Partners in long term relationships usually do not realize they are falling out of love for each other. While you may still like having your partner around, you may not be in love with them.
It is common for couples in long term relationships to experience a lack of emotional connection after years of being with each other. Though it is love and attraction that may have bound two people together in the early years of the relationship, many see a decline in the initial spark and romance over time. However, not many realize what is happening to their relationship. They might be falling out of love for each other. Here are a few signs that tell you are no more in love with your partner.
You two spend a lot of time together. You still do a lot of chores, social obligations and everyday recreations like watching TV together. But you find it hard to relate to their emotions. "An emotional connection is a bond between two people that's deeply rooted. It's a mutual understanding and empathy of one another’s feelings, that allow each individual to create a deep appreciation, affection, and intimacy with one another," says relationship coach Jenna Ponaman.
Though you are trying to understand what they are going through, you feel a sense of emotional detachment from them. The one you knew in and out once, now seems like a distant soul. If you are going through such a situation, it might be time for you to take a deeper look into your relationship.
You want to tell your partner your deepest worries. But you find it difficult to open up to them. You may have done it in the past, yet now you experience a block in being vocal about your vulnerabilities. Even when your partner is trying to know your problems, you find it hard to open up.
"So I ask you, 'Well, how are you feeling right now?' and what they can't say is, 'I'm frustrated,' or 'I'm sad,' or 'I'm disappointed,'" or even something that's a description of a feeling, for example, 'I feel like everything's piling up,'" says Steven M. Sultanoff, PhD, a clinical psychologist and professional speaker and trainer. This is a sign that you are no longer comfortable with your partner.

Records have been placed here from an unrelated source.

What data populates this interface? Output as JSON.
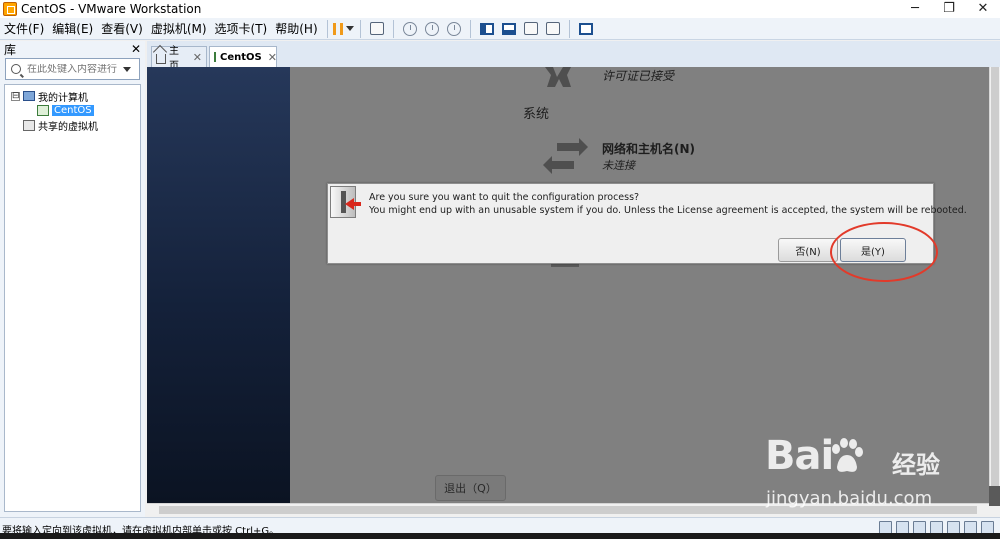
{
  "window": {
    "title": "CentOS - VMware Workstation",
    "minimize": "─",
    "restore": "❐",
    "close": "✕"
  },
  "menu": [
    {
      "label": "文件(F)"
    },
    {
      "label": "编辑(E)"
    },
    {
      "label": "查看(V)"
    },
    {
      "label": "虚拟机(M)"
    },
    {
      "label": "选项卡(T)"
    },
    {
      "label": "帮助(H)"
    }
  ],
  "library": {
    "title": "库",
    "close": "✕",
    "search_placeholder": "在此处键入内容进行...",
    "tree": {
      "my_computer": "我的计算机",
      "vm": "CentOS",
      "shared": "共享的虚拟机",
      "expander": "⊟"
    }
  },
  "tabs": [
    {
      "label": "主页",
      "close": "✕"
    },
    {
      "label": "CentOS",
      "close": "✕"
    }
  ],
  "vm": {
    "license_text": "许可证已接受",
    "system_heading": "系统",
    "network_title": "网络和主机名(N)",
    "network_status": "未连接",
    "quit_button": "退出（Q）"
  },
  "dialog": {
    "line1": "Are you sure you want to quit the configuration process?",
    "line2": "You might end up with an unusable system if you do. Unless the License agreement is accepted, the system will be rebooted.",
    "no_button": "否(N)",
    "yes_button": "是(Y)"
  },
  "watermark": {
    "logo": "Bai",
    "cn": "经验",
    "url": "jingyan.baidu.com"
  },
  "status": {
    "text": "要将输入定向到该虚拟机，请在虚拟机内部单击或按 Ctrl+G。"
  },
  "colors": {
    "annotation_ring": "#e23a2a",
    "vm_background": "#808080",
    "toolbar_bg": "#eef3f9"
  }
}
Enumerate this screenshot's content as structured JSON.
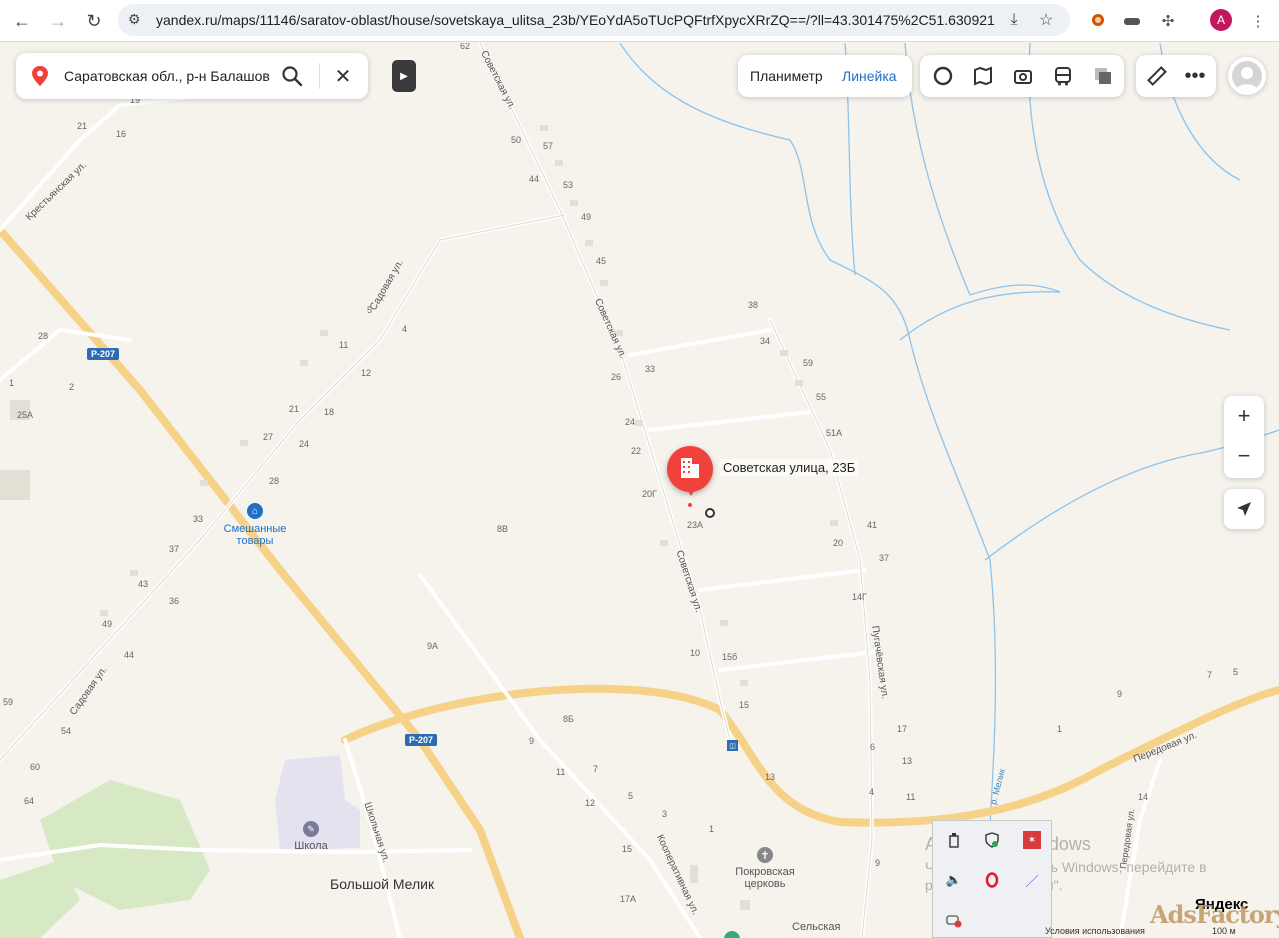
{
  "browser": {
    "url": "yandex.ru/maps/11146/saratov-oblast/house/sovetskaya_ulitsa_23b/YEoYdA5oTUcPQFtrfXpycXRrZQ==/?ll=43.301475%2C51.630921...",
    "profile_initial": "A"
  },
  "search": {
    "value": "Саратовская обл., р-н Балашовс"
  },
  "measure": {
    "planimeter": "Планиметр",
    "ruler": "Линейка"
  },
  "map": {
    "selected_label": "Советская улица, 23Б",
    "village": "Большой Мелик",
    "road_code": "Р-207",
    "pois": {
      "shop": "Смешанные\nтовары",
      "school": "Школа",
      "church": "Покровская\nцерковь",
      "rural": "Сельская"
    },
    "streets": {
      "sovetskaya": "Советская ул.",
      "sadovaya": "Садовая ул.",
      "krestyanskaya": "Крестьянская ул.",
      "pugachevskaya": "Пугачёвская ул.",
      "shkolnaya": "Школьная ул.",
      "kooperativnaya": "Кооперативная ул.",
      "peredovaya": "Передовая ул.",
      "river": "р. Мелик"
    },
    "house_numbers": [
      "62",
      "19",
      "21",
      "16",
      "50",
      "57",
      "44",
      "53",
      "49",
      "45",
      "5",
      "4",
      "38",
      "34",
      "59",
      "55",
      "51А",
      "28",
      "1",
      "11",
      "12",
      "2",
      "25А",
      "21",
      "18",
      "27",
      "24",
      "26",
      "33",
      "24",
      "22",
      "20Г",
      "23А",
      "8В",
      "28",
      "33",
      "37",
      "43",
      "36",
      "49",
      "44",
      "41",
      "37",
      "20",
      "14Г",
      "10",
      "15б",
      "9А",
      "59",
      "54",
      "60",
      "64",
      "15",
      "13",
      "17",
      "13",
      "6",
      "4",
      "11",
      "9",
      "8Б",
      "9",
      "7",
      "11",
      "12",
      "5",
      "3",
      "1",
      "15",
      "17А",
      "9",
      "7",
      "5",
      "1",
      "14"
    ]
  },
  "watermark": {
    "title": "Активация Windows",
    "text": "Чтобы активировать Windows, перейдите в раздел \"Параметры\"."
  },
  "footer": {
    "yandex": "Яндекс",
    "terms": "Условия использования",
    "scale": "100 м",
    "adsfactory": "AdsFactory"
  },
  "colors": {
    "map_bg": "#f5f3ec",
    "highway": "#f7d27e",
    "river": "#6ab0e6",
    "marker": "#f0423a",
    "accent": "#1e6fc7"
  }
}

Your partner was your major support. You spoke to them about everything, irrespective of how embarrassing your circumstances were. But now you find yourself going to your friends and family to discuss your issues. You do not feel confident enough to discuss anything with your partner and trust your friends more than your partner.
If this is a one-off incident, it may not be a cause for worry. But if this is a constant in your relationship, you should look into things more deeply. "Vulnerability is key in building emotional connection. Vulnerability involves showing up, all of you, the real you, and letting yourself be seen by another," says Julie Williamson, a licensed professional counselor.
People in relationships often love to share their lives together. Your partner used to be aware of your life outside the relationship e.g. your friends, your workplace gossip, etc. You feel unheard when you have expressed the wish to do something together. However, nowadays, your partner has no idea what is new in your life nor do you want to know what's new in theirs.
This has gone one for so long, that now you have just resigned to doing things by yourself. In fact, the emotional distance makes you prefer doing things alone than sharing quality time with your partner. "The emotionally unavailable person may choose to engage in behavior that is solitary and less challenging, such as focusing on video games, his or her cell phone, etc," said Dr. Kendra Kubala, PsyD, a licensed psychologist.
Earlier, you never found it difficult to kiss and cuddle your partner. But now you find yourself holding back from being intimate. You have an imaginary boundary line drawn between yourself and your partner. According to A Conscious Rethink, people build such walls only when they are insecure about the relationship. You have unconsciously shut down. This might be the step to a potential break up.
You enjoy the comfort of your partner's company but you are not excited by them anymore. You like having them around but that romantic spark is no longer there. It's more like two friends with similar interests hanging out together.
"You might enjoy their company and still want to be with them — maybe even on a daily basis — but have lost the spark that once connected you," says Dr. Jill Murray, licensed psychotherapist, and author. It is not wrong to enjoy the companionship, however, if it is only that your relationship might be in trouble.